▶ **Work to be completed**
Your copy should match the records exactly, except that it contains no pictures.

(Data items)

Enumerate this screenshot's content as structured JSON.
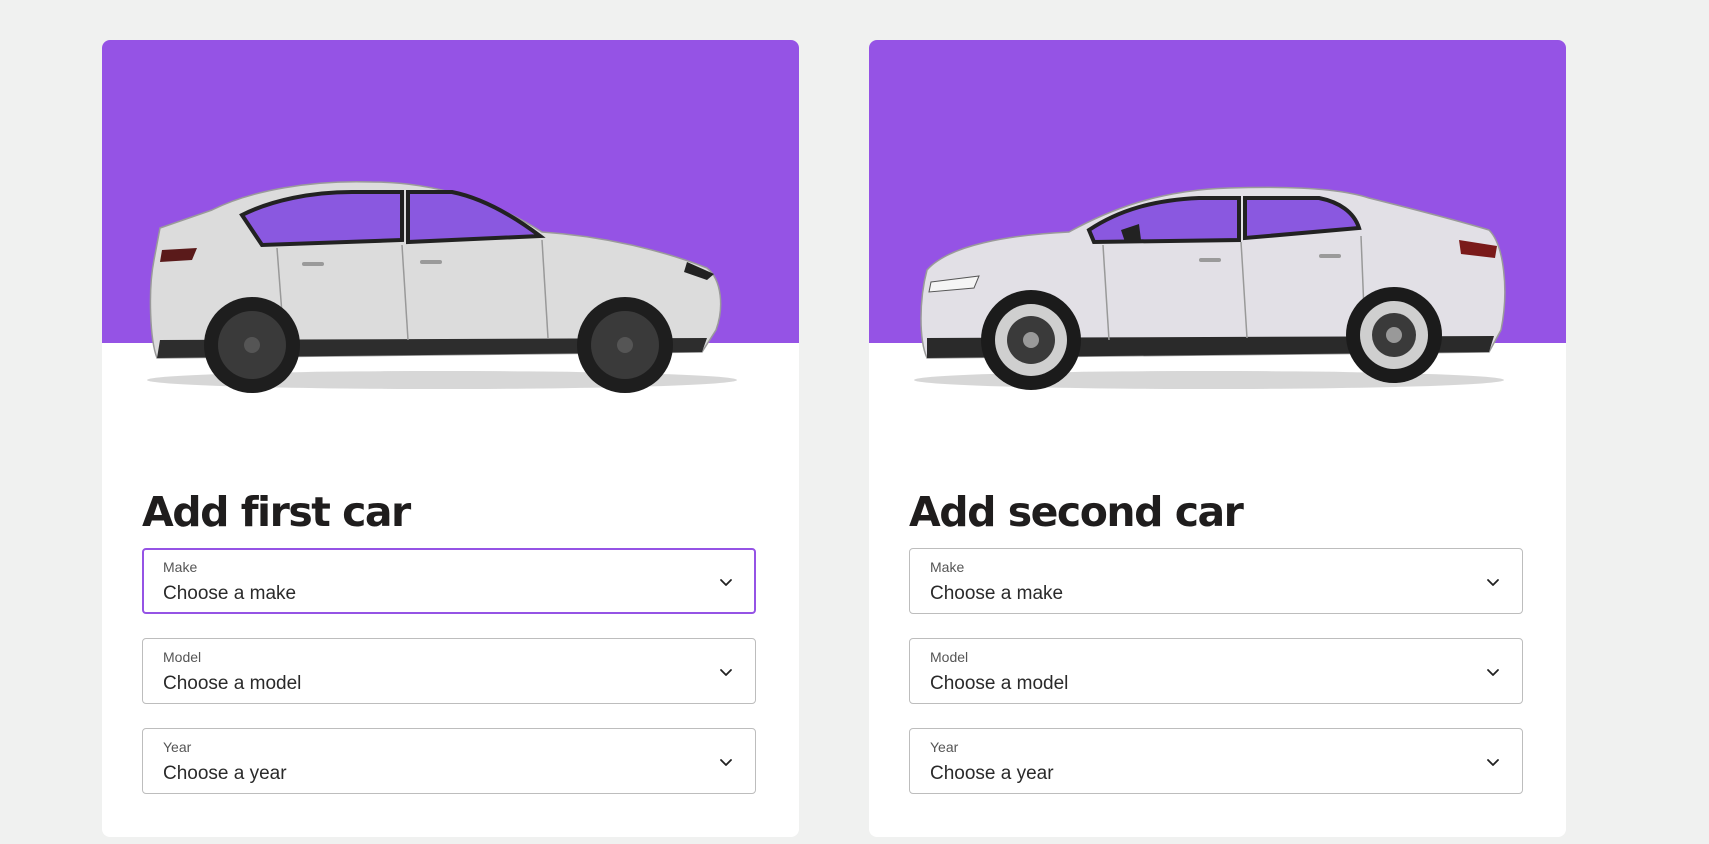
{
  "cars": [
    {
      "title": "Add first car",
      "fields": [
        {
          "label": "Make",
          "value": "Choose a make"
        },
        {
          "label": "Model",
          "value": "Choose a model"
        },
        {
          "label": "Year",
          "value": "Choose a year"
        }
      ]
    },
    {
      "title": "Add second car",
      "fields": [
        {
          "label": "Make",
          "value": "Choose a make"
        },
        {
          "label": "Model",
          "value": "Choose a model"
        },
        {
          "label": "Year",
          "value": "Choose a year"
        }
      ]
    }
  ],
  "colors": {
    "accent": "#9553e5",
    "background": "#f0f1f0",
    "title_text": "#1f1d1d"
  },
  "icons": {
    "dropdown": "chevron-down-icon"
  }
}
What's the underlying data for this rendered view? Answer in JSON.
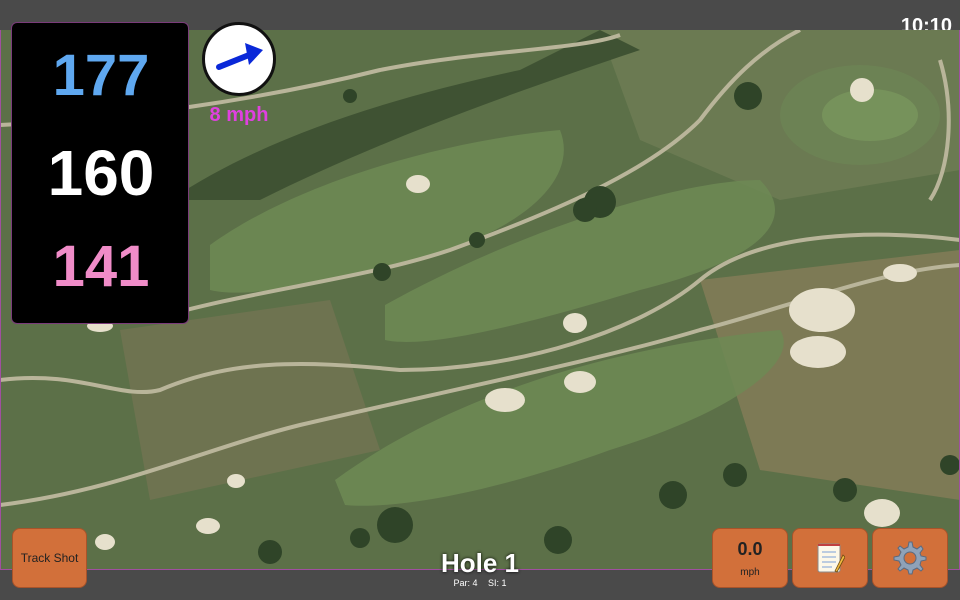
{
  "status_bar": {
    "time": "10:10"
  },
  "yardages": {
    "back": "177",
    "middle": "160",
    "front": "141",
    "back_color": "#5fa8f0",
    "middle_color": "#ffffff",
    "front_color": "#f08cc8"
  },
  "wind": {
    "speed_label": "8 mph",
    "direction_icon": "arrow-icon",
    "arrow_color": "#0a28d8"
  },
  "track_shot": {
    "label": "Track Shot"
  },
  "hole": {
    "title": "Hole 1",
    "par_label": "Par: 4",
    "si_label": "SI: 1"
  },
  "shot_speed": {
    "value": "0.0",
    "unit": "mph"
  },
  "buttons": {
    "notes_icon": "notepad-icon",
    "settings_icon": "gear-icon",
    "accent": "#d2703a"
  }
}
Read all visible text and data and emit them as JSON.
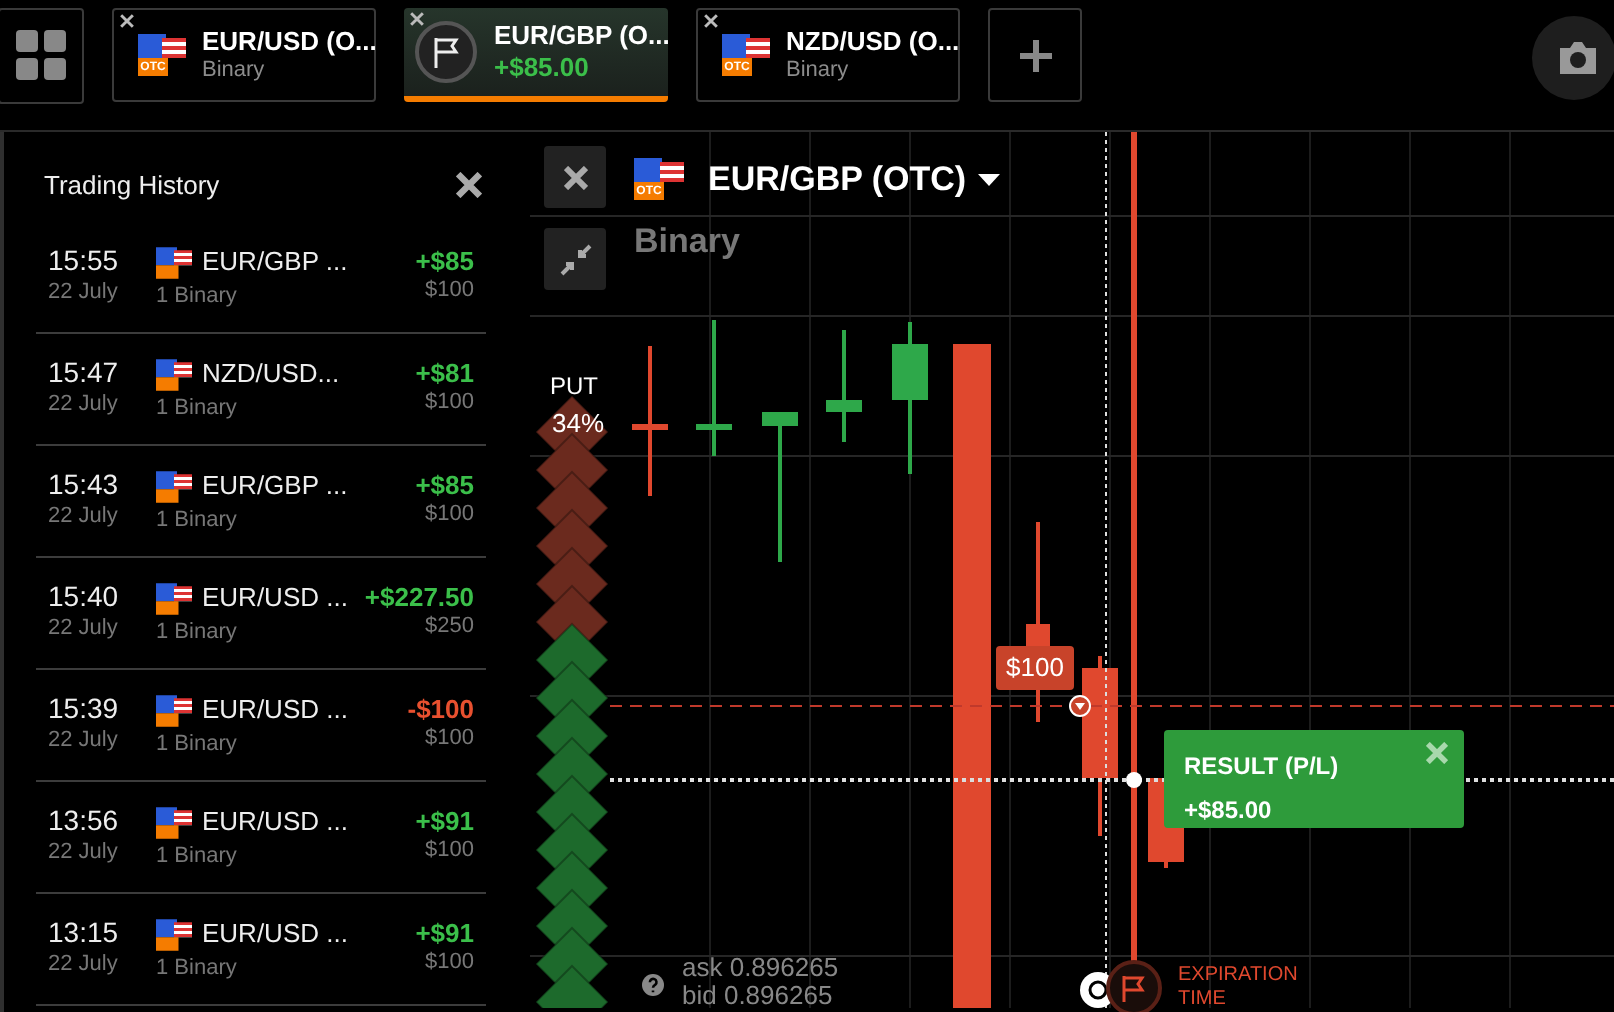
{
  "tabs": [
    {
      "kind": "asset",
      "title": "EUR/USD (O...",
      "subtitle": "Binary",
      "badge": "OTC",
      "selected": false
    },
    {
      "kind": "result",
      "title": "EUR/GBP (O...",
      "subtitle": "+$85.00",
      "selected": true
    },
    {
      "kind": "asset",
      "title": "NZD/USD (O...",
      "subtitle": "Binary",
      "badge": "OTC",
      "selected": false
    }
  ],
  "history": {
    "title": "Trading History",
    "trades": [
      {
        "time": "15:55",
        "date": "22 July",
        "asset": "EUR/GBP ...",
        "type": "1 Binary",
        "profit": "+$85",
        "amount": "$100",
        "loss": false
      },
      {
        "time": "15:47",
        "date": "22 July",
        "asset": "NZD/USD...",
        "type": "1 Binary",
        "profit": "+$81",
        "amount": "$100",
        "loss": false
      },
      {
        "time": "15:43",
        "date": "22 July",
        "asset": "EUR/GBP ...",
        "type": "1 Binary",
        "profit": "+$85",
        "amount": "$100",
        "loss": false
      },
      {
        "time": "15:40",
        "date": "22 July",
        "asset": "EUR/USD ...",
        "type": "1 Binary",
        "profit": "+$227.50",
        "amount": "$250",
        "loss": false
      },
      {
        "time": "15:39",
        "date": "22 July",
        "asset": "EUR/USD ...",
        "type": "1 Binary",
        "profit": "-$100",
        "amount": "$100",
        "loss": true
      },
      {
        "time": "13:56",
        "date": "22 July",
        "asset": "EUR/USD ...",
        "type": "1 Binary",
        "profit": "+$91",
        "amount": "$100",
        "loss": false
      },
      {
        "time": "13:15",
        "date": "22 July",
        "asset": "EUR/USD ...",
        "type": "1 Binary",
        "profit": "+$91",
        "amount": "$100",
        "loss": false
      }
    ]
  },
  "chart": {
    "asset": "EUR/GBP (OTC)",
    "badge": "OTC",
    "instrument": "Binary",
    "put_label": "PUT",
    "put_share": "34%",
    "trade_label": "$100",
    "result": {
      "title": "RESULT (P/L)",
      "value": "+$85.00"
    },
    "ask": "ask 0.896265",
    "bid": "bid 0.896265",
    "expiration": "EXPIRATION TIME"
  }
}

▶ **Task output**
Enumerate this screenshot's content as structured JSON.
{
  "cars": [
    {
      "title": "Add first car",
      "fields": [
        {
          "label": "Make",
          "value": "Choose a make"
        },
        {
          "label": "Model",
          "value": "Choose a model"
        },
        {
          "label": "Year",
          "value": "Choose a year"
        }
      ]
    },
    {
      "title": "Add second car",
      "fields": [
        {
          "label": "Make",
          "value": "Choose a make"
        },
        {
          "label": "Model",
          "value": "Choose a model"
        },
        {
          "label": "Year",
          "value": "Choose a year"
        }
      ]
    }
  ],
  "colors": {
    "accent": "#9553e5",
    "background": "#f0f1f0",
    "title_text": "#1f1d1d"
  },
  "icons": {
    "dropdown": "chevron-down-icon"
  }
}
What's the underlying data for this rendered view? Answer in JSON.
{
  "status_bar": {
    "time": "10:10"
  },
  "yardages": {
    "back": "177",
    "middle": "160",
    "front": "141",
    "back_color": "#5fa8f0",
    "middle_color": "#ffffff",
    "front_color": "#f08cc8"
  },
  "wind": {
    "speed_label": "8 mph",
    "direction_icon": "arrow-icon",
    "arrow_color": "#0a28d8"
  },
  "track_shot": {
    "label": "Track Shot"
  },
  "hole": {
    "title": "Hole 1",
    "par_label": "Par: 4",
    "si_label": "SI: 1"
  },
  "shot_speed": {
    "value": "0.0",
    "unit": "mph"
  },
  "buttons": {
    "notes_icon": "notepad-icon",
    "settings_icon": "gear-icon",
    "accent": "#d2703a"
  }
}
Read all visible text and data and emit them as JSON.
{
  "tabs": [
    {
      "kind": "asset",
      "title": "EUR/USD (O...",
      "subtitle": "Binary",
      "badge": "OTC",
      "selected": false
    },
    {
      "kind": "result",
      "title": "EUR/GBP (O...",
      "subtitle": "+$85.00",
      "selected": true
    },
    {
      "kind": "asset",
      "title": "NZD/USD (O...",
      "subtitle": "Binary",
      "badge": "OTC",
      "selected": false
    }
  ],
  "history": {
    "title": "Trading History",
    "trades": [
      {
        "time": "15:55",
        "date": "22 July",
        "asset": "EUR/GBP ...",
        "type": "1 Binary",
        "profit": "+$85",
        "amount": "$100",
        "loss": false
      },
      {
        "time": "15:47",
        "date": "22 July",
        "asset": "NZD/USD...",
        "type": "1 Binary",
        "profit": "+$81",
        "amount": "$100",
        "loss": false
      },
      {
        "time": "15:43",
        "date": "22 July",
        "asset": "EUR/GBP ...",
        "type": "1 Binary",
        "profit": "+$85",
        "amount": "$100",
        "loss": false
      },
      {
        "time": "15:40",
        "date": "22 July",
        "asset": "EUR/USD ...",
        "type": "1 Binary",
        "profit": "+$227.50",
        "amount": "$250",
        "loss": false
      },
      {
        "time": "15:39",
        "date": "22 July",
        "asset": "EUR/USD ...",
        "type": "1 Binary",
        "profit": "-$100",
        "amount": "$100",
        "loss": true
      },
      {
        "time": "13:56",
        "date": "22 July",
        "asset": "EUR/USD ...",
        "type": "1 Binary",
        "profit": "+$91",
        "amount": "$100",
        "loss": false
      },
      {
        "time": "13:15",
        "date": "22 July",
        "asset": "EUR/USD ...",
        "type": "1 Binary",
        "profit": "+$91",
        "amount": "$100",
        "loss": false
      }
    ]
  },
  "chart": {
    "asset": "EUR/GBP (OTC)",
    "badge": "OTC",
    "instrument": "Binary",
    "put_label": "PUT",
    "put_share": "34%",
    "trade_label": "$100",
    "result": {
      "title": "RESULT (P/L)",
      "value": "+$85.00"
    },
    "ask": "ask 0.896265",
    "bid": "bid 0.896265",
    "expiration": "EXPIRATION TIME"
  }
}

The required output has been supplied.